Printed from

Concept Map

Concept maps are visual representations students create to connect ideas, concepts, and terms. Students can use them to organize information they already know and to incorporate new learning with this prior knowledge. Concept maps help you see how students understand content.

How to use

1. Brainstorm

Have students brainstorm main ideas and terms related to an assigned topic.

2. Organize

Organize these ideas from general to specific. Cluster ideas or terms that are similar to one another.

3. Map

Students should write the terms in the appropriate cells of the concept map. Arrange and add cells as needed.

4. Connect

Draw arrows or lines to connect the cells that contain words that are related. Words or phrases can be written along these lines to explain the relationship between the cells.

When to use

Concept maps are vey versitle and can be used in any grade level and for all content areas.

  • To organize ideas while reading a story, novel, or article
  • During the Guided Practice section of a lesson so students can synthesize information just covered
  • As a closing activity so that students can review what was learned in the lesson
  • Before a unit to access prior knowledge
  • As an assessment tool or to check for understanding


Mind Map

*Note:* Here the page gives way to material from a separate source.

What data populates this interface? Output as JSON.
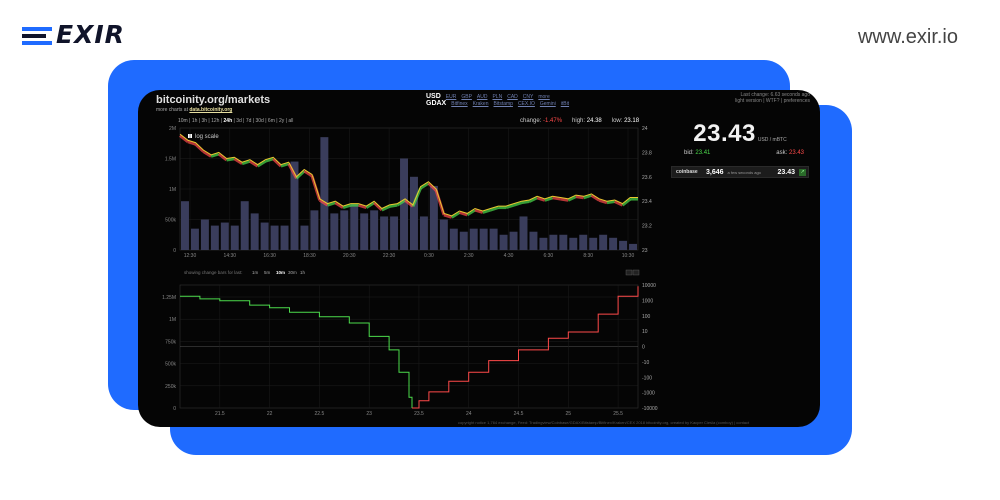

This is a similar tool to a Concept Map but can be more flexible and personal, as it represents a “map” of the student’s mind when thinking about a particular topic or concept. Mind Maps typically include pictures, drawings, and diagrams when expressing connections between ideas. Instead of using a set template, the students create their own mind map on a blank piece of paper.

Printed from